The increasing pressure across the globe to provide tens of thousands of adequate new housing units is a critical task facing society. The path to the provision of this housing is not easy and clear; it requires sustained examination and the probing of physical-socio implications, as well as social, cultural and legal barriers that slow the response to one of the most significant crises of our time.

Notes

  1. Harpster, ‘Regulatory islands’.
  2. Ironically, as the appreciation of the historic housing fabric in these previously neglected neighbourhoods continues to grow, gentrification and displacement perpetuate historic injustices.
  3. Rickenbacker, ‘Toward design reparations’.
  4. Montgomery, ‘Addressing urban social and spatial stratification’.
  5. Lambrix et al., ‘Towards a residential socio-physical framework’.

References

Harpster, Michael. (2024).  ‘Regulatory islands: A case study in tactical community zoning’.  Architecture_MPS 28 (1) : 2. DOI: http://dx.doi.org/10.14324/111.444.amps.2024v28i1.002

Lambrix, Sander; Petermans, Ann; Smetcoren, An-Sofie; Vanrie, Jan. (2024).  ‘Towards a residential socio-physical framework: Positioning subjective experiences in physical environments’.  Architecture_MPS 28 (1) : 5. DOI: http://dx.doi.org/10.14324/111.444.amps.2024v28i1.005

Montgomery, Jason A. (2024).  ‘Addressing urban social and spatial stratification: Testing the potential for integration of public housing’.  Architecture_MPS 28 (1) : 4. DOI: http://dx.doi.org/10.14324/111.444.amps.2024v28i1.004

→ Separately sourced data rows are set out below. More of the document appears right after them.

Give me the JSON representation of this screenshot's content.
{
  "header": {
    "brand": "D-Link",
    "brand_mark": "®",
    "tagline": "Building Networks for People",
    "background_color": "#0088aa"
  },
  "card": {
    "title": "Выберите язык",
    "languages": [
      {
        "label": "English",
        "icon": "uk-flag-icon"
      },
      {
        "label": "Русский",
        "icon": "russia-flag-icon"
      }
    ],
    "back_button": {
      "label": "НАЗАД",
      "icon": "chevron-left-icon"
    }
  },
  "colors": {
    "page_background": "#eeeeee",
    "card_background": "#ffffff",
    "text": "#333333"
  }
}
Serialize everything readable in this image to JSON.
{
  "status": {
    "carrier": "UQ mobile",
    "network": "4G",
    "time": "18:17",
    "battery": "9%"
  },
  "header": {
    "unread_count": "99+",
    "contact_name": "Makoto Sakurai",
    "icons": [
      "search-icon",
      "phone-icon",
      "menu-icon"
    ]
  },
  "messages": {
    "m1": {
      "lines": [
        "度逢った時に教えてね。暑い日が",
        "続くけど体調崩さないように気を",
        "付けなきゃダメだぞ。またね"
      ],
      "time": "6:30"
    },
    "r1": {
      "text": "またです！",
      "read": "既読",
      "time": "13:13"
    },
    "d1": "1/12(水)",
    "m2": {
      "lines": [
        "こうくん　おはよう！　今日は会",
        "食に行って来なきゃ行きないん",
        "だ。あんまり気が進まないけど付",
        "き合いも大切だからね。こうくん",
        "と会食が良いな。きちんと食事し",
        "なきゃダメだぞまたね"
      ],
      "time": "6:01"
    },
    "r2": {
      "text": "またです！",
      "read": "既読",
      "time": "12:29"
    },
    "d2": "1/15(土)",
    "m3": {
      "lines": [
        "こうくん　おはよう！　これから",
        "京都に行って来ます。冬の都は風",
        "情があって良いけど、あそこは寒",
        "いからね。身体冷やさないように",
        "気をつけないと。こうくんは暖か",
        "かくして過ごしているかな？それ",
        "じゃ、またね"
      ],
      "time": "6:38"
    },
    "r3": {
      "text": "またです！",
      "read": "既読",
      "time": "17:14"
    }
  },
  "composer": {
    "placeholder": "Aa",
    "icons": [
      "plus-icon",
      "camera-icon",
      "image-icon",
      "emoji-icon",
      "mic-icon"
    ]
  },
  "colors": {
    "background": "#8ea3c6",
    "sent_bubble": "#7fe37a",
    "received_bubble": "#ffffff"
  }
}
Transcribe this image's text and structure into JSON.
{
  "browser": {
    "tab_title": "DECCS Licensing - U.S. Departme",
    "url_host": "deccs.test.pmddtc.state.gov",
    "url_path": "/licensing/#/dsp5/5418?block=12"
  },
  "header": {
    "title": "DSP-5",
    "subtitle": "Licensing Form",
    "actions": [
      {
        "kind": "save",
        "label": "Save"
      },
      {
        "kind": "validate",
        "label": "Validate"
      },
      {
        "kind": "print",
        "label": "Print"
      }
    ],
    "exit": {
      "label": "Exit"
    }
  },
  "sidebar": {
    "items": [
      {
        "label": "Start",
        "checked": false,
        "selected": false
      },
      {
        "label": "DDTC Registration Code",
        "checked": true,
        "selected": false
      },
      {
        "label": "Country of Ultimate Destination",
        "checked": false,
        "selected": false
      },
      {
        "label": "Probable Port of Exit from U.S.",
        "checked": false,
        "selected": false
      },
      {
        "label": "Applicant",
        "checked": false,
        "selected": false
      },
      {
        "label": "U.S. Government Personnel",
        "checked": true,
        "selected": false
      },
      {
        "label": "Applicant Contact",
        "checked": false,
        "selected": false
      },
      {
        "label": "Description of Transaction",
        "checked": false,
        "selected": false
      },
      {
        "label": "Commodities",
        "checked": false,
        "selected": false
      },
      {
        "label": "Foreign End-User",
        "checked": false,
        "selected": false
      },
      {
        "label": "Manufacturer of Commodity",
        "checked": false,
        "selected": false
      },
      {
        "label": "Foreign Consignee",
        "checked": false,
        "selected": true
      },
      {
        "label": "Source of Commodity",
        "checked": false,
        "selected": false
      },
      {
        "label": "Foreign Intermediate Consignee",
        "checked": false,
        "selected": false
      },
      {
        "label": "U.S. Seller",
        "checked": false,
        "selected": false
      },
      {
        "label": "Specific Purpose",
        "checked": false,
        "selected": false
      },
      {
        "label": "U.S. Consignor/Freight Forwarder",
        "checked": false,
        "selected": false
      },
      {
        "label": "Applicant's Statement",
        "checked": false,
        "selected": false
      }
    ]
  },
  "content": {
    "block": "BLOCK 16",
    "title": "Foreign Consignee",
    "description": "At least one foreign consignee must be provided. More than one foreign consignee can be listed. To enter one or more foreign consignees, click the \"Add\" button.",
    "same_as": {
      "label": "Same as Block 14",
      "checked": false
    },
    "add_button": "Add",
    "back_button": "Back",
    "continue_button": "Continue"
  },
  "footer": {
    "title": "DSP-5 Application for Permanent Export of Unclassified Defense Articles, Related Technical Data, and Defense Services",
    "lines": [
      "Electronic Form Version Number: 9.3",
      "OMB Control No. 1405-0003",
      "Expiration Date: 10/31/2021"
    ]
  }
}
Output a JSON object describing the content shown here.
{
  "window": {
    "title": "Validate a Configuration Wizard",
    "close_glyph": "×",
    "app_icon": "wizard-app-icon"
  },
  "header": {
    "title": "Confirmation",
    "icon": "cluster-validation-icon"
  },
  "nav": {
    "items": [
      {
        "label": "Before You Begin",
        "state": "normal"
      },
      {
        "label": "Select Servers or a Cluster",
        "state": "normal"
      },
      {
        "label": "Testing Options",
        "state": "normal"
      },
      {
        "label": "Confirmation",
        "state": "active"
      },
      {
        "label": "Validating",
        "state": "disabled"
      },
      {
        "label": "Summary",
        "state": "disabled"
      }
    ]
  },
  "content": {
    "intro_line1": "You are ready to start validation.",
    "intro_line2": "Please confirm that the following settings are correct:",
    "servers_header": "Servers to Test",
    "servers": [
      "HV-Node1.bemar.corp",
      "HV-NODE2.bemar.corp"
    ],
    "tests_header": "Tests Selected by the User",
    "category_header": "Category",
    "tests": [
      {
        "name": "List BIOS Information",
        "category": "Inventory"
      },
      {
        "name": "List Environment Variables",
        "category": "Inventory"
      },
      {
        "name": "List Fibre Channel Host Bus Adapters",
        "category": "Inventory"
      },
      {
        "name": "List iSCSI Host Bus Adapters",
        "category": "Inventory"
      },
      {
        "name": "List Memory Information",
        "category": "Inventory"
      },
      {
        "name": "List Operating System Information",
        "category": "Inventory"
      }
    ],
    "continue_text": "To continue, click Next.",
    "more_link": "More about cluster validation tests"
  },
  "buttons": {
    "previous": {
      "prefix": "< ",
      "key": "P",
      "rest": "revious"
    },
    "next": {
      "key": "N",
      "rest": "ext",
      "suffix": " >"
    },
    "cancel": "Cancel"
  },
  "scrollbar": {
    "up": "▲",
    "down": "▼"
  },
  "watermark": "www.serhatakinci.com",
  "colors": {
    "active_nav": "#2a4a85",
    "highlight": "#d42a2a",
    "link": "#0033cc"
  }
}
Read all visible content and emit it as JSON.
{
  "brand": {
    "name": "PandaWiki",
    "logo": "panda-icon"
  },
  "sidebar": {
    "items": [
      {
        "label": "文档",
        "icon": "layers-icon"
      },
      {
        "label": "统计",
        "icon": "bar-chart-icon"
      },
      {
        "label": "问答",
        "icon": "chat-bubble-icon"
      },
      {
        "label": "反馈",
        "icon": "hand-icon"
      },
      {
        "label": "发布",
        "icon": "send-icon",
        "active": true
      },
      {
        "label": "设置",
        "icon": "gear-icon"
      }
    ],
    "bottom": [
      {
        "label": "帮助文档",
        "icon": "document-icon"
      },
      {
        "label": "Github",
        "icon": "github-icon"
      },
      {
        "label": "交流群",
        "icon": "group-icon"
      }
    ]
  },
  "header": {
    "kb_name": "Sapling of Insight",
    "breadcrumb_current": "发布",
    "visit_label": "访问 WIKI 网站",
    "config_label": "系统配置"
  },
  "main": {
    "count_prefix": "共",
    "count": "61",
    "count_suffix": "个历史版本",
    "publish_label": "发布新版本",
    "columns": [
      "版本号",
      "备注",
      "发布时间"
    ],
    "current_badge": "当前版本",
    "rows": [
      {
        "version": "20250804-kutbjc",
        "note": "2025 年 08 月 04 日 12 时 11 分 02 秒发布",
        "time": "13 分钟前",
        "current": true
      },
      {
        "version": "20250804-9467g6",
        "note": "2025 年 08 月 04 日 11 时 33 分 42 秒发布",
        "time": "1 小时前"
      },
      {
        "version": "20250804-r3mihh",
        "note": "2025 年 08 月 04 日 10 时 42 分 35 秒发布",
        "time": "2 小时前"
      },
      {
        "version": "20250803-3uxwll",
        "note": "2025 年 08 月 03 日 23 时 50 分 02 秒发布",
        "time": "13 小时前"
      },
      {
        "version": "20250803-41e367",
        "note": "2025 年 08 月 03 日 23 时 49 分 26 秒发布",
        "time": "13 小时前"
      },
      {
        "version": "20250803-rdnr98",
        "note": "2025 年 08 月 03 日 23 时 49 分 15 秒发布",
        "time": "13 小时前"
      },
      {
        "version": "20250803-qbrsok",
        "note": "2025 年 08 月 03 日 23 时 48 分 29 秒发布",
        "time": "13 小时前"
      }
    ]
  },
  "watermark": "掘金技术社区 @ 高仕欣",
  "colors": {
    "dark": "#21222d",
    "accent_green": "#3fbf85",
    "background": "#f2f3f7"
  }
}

Rickenbacker, Shawn. (2024).  ‘Toward design reparations: Remedying urban morphologies through policy reform in Harlem NY’.  Architecture_MPS 28 (1) : 3. DOI: http://dx.doi.org/10.14324/111.444.amps.2024v28i1.003